Archive of U.S. Sanctuary Policies, 2001-2014

Permanent URI for this community

Welcome to this open-access archive of United States immigration sanctuary policies! We are glad you are here and hope that through engaging with these policies you gain a greater understanding of sanctuary as a process and the variegated forms it can assume. We also hope that this body of policies helps contextualize and shed light on current immigration debates and legislative practices.

This archive begins in 2001 because of the anti-immigrant perspectives that surfaced more strongly from local to national scales following September 11th, 2001. Many sanctuary policies also emerged in response to the expanded authorization of local law enforcement to conduct federal immigration enforcement post 9/11. The 287(g) agreements from the 1996 "Illegal Immigration Reform and Immigrant Responsibility Act" helped enable this extension of immigration enforcement practices to the local scale.

We conclude the archive in 2014 since the Secure Communities program, which sparked many sanctuary efforts as well, terminated in 2014. In January 2017, then President Donald Trump reinstated Secure Communities with Executive Order (EO) 13768. In January 2021, President Joe Biden revoked this EO. It is important to note that the sharing of fingerprints between enforcement agencies still happens even though Secure Communities is no longer a formal program in place to facilitate such data sharing.

While the conclusion of our archive is a decade ago, the differences in how sanctuary plays out illustrate that places are unique so the strategies used to resist or facilitate the local enforcement of immigration policies vary as well. This finding is still the case so our archive captures an important snapshot in recent immigration enforcement history and remains relevant as questions about immigration enforcement persist.

This archive focuses entirely on sanctuary policies within the U.S., although sanctuary practices and policies are also evident in other places, such as Canada and the United Kingdom. We remain keenly aware of the partial nature of our archive as the aspiration of gathering all the sanctuary policies in the U.S. proved to be practically and discursively challenging.

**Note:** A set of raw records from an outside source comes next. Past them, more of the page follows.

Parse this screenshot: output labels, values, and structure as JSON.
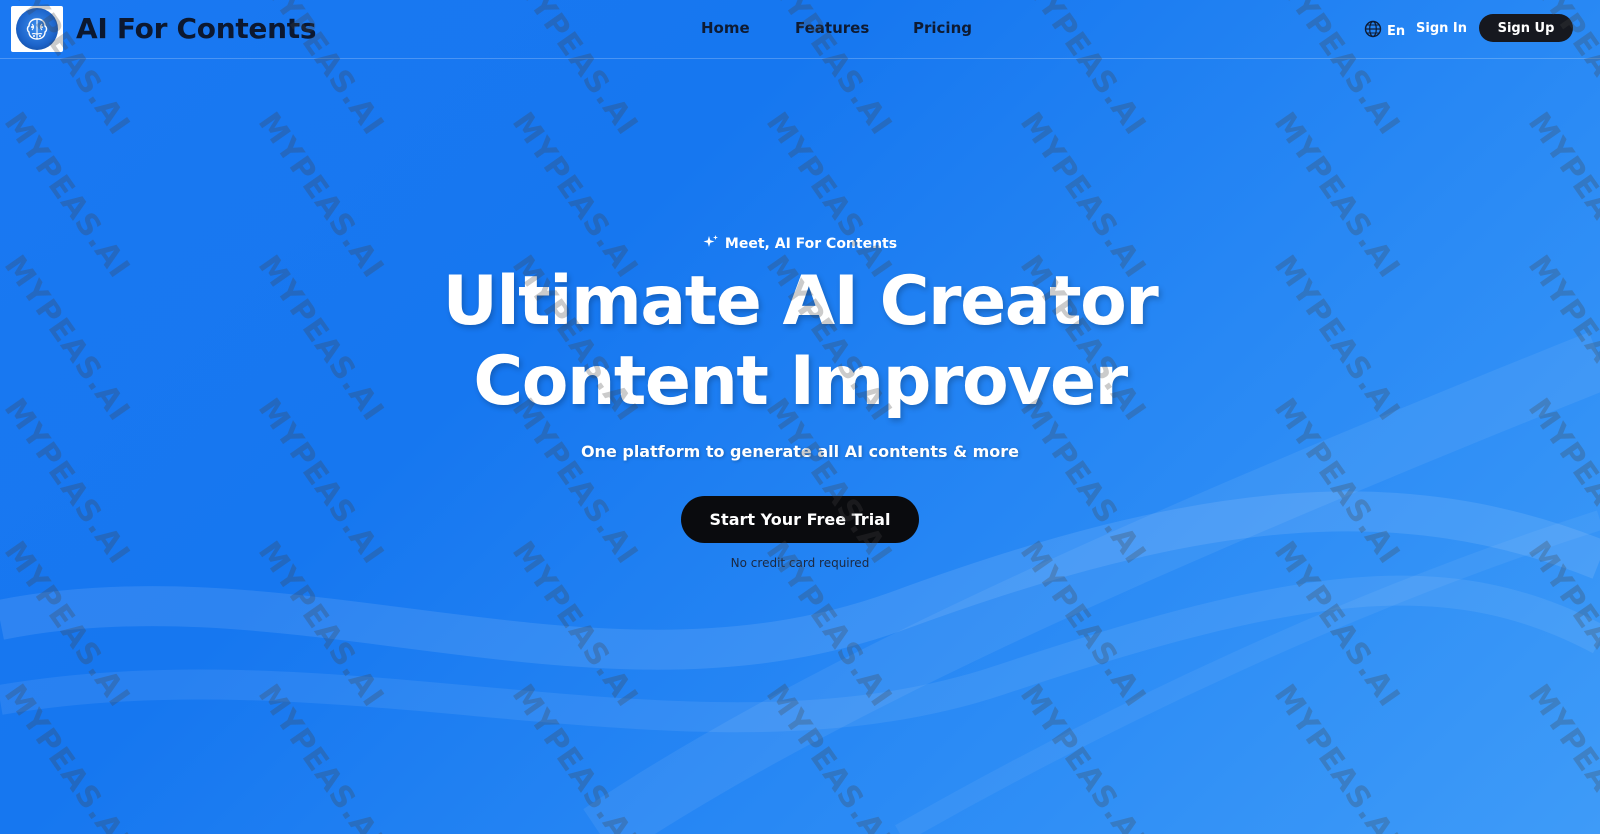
{
  "header": {
    "brand": "AI For Contents",
    "nav": [
      "Home",
      "Features",
      "Pricing"
    ],
    "language": "En",
    "sign_in": "Sign In",
    "sign_up": "Sign Up"
  },
  "hero": {
    "eyebrow": "Meet, AI For Contents",
    "headline_line1": "Ultimate AI Creator",
    "headline_line2": "Content Improver",
    "subline": "One platform to generate all AI contents & more",
    "cta": "Start Your Free Trial",
    "note": "No credit card required"
  },
  "watermark": "MYPEAS.AI",
  "colors": {
    "background": "#1a78f2",
    "cta_background": "#0a0b0e",
    "nav_text": "#0e1b33"
  },
  "icons": {
    "logo": "brain-icon",
    "language": "globe-icon",
    "eyebrow": "sparkles-icon"
  }
}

The 234 policies in this archive are all subfederal policies – meaning policies passed at the county or city/town scale – that fit our criteria for sanctuary. Since there is no formal definition of immigration sanctuary policy in the U.S., we define sanctuary policies as “mayoral executive orders (EOs), ordinances, police department and county sheriff office policing policies, and resolutions that regulate a municipal authority’s actions and express its views on immigration policies and local enforcement. In particular, the policies resist the devolution of federal immigration enforcement to the local scale, assert the right to delineate the ways in which local authorities interface with residents, and articulate practices for building greater belonging and membership among all residents” (Houston 2019, 565). Not all the policies in this archive use the specific term “sanctuary” to describe local responses to immigration. Still, each policy demonstrates a local response to federal immigration policies and falls into our definition of sanctuary.

Below you will find the policies divided into four collections by the type of policy. Once you click on a policy entry within each collection, you will gain access to a simple record of the policy. You can access the full metadata associated with the policy by clicking the “Full item page” button on the simple record page. You can reach a PDF of the policy from the simple record or full item record page. You can download the policies for further study. These policies are a part of public record and appear in the form that we received them through Freedom of Information Act (FOIA) requests, online city and county archives, and direct communication with municipal government employees. If you have questions about the archive, please contact:

Please visit this archive's accompanying story maps: Mapping U.S. Sanctuary Policies (desktop and laptop version) or Mapping U.S. Sanctuary Policies (mobile-friendly version)


Communities in this Community

Now showing 1 - 1 of 1
  • If you are interested in the work cited in our story maps and archive, please see the references listed in this folder.

Collections in this Community

Now showing 1 - 4 of 4

The intention with this open-access archive is to provide evidence-based information about immigration sanctuary policies so as to nuance and inform public understandings of local immigration enforcement practices and concerns. Please note we typically maintain direct language from the policy documents in the metadata abstracts to preserve accuracy of the content. In some cases, we have made slight edits to clarify points and modified language to expand inclusivity. However, other than ensuring the documents have Optical Character Recognition (OCR), the documents have not been altered and appear in their original forms.

Please use these materials to deepen your understandings of sanctuary in the U.S. and do not use them to produce harm or further create precarity and discrimination in the lives of noncitizens and citizens alike. If it becomes apparent that policies from this archive are not being utilized for positive informational and educational purposes, we will restrict access. Please ensure that all can benefit from access to these sanctuary policies by following these guidelines.

Mapping U.S. Sanctuary Policies (desktop and laptop version) and Mapping U.S. Sanctuary Policies (mobile-friendly version) by Serin D. Houston and Anastasia Tucker are licensed under CC BY-NC-ND 4.0

References: Houston, S. 2019. Conceptualizing Sanctuary as a Process in the United States.Geographical Review 109(4), 562-579.

This page was last updated in June 2024.